Integrated Optically Modulated Scanner: The goal of this program is to develop an integrated high frequency, near-field measurement probe. The probe will function as a calibrated reflector and return power to the antenna under test. The photodiode is a component of a resonant circuit that can be switched with a modulated laser (~100 kHz). The net effect is to modulate the return signal so that the large, unmodulated background signal can be filtered. In order to achieve the requisite performance two novel photodetector structures are being developed: (1) a reach-through photodiode with a charge layer adjacent to a lightly doped absorption region and (2) an optical varactor.
InGaAs Photomultiplier Chip photon counting array for 1550 nm operation: In collaboration with LightSpin Technologies, Inc. this program is developing tight pitch arrays of single photon avalanche diodes for 1550 nm optical communications applications. Scaling InAlAs/InGaAs to small area devices has the potential to achieve an advantageous tradeoff between gain and after pulsing, enabling improved performance.

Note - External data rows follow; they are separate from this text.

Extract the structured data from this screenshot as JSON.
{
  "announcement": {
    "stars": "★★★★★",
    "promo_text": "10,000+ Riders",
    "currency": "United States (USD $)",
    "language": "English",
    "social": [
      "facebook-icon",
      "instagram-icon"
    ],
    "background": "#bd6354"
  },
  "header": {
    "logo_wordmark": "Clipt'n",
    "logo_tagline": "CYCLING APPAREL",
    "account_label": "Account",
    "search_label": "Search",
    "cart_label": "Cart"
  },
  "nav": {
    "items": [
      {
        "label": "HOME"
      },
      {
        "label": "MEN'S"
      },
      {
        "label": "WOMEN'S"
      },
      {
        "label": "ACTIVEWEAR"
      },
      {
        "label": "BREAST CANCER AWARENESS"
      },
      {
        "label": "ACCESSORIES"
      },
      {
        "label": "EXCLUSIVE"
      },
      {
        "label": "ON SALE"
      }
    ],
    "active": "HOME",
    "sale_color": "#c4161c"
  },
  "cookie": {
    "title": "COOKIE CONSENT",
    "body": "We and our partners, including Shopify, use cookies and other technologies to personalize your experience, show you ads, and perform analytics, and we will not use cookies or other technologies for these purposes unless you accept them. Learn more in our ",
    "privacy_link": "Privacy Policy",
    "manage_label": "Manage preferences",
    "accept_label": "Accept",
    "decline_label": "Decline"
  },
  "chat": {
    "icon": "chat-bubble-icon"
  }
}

Portable optical frequency comb systems for the generation of ultralow phase noise microwave signals: Microwave oscillators based on optical frequency division provide phase and timing noise performance that is orders-of-magnitude better than any other system. The characteristics of the photodiode significantly affect the performance of these oscillators. In order to achieve the most stable performance it is essential that the photodiodes operated at very high optical input power with low amplitude to phase conversion. This program has developed detectors with very high RF output power, for example 2 W at 10 GHz and 10 mW at 100 GHz, and record low non-linear response. Work continues to extend the bandwidth to higher frequencies and achieve even higher linearity through fundamental device physics studies, detailed modeling and simulations, and advanced fabrication and characterization techniques.
Ultraviolet III-N/SiC Photodiodes: High sensitivity deep ultraviolet (DUV) photodetectors operating at wavelengths shorter than 280 nm are useful for various applications, including chemical and biological identification, optical wireless communications, and UV sensing systems. SiC avalanche photodiodes have achieve excellent performance as visible-blind, high-sensitivity detectors. However, it is beneficial to extend their operation to longer wavelengths for some applications. This is being accomplished by using GaN in tandem with SiC. A parallel approach employs the AlGaAs material system with high Al content. Further, AlGaN on SiC shows promise to push the response toward deep UV.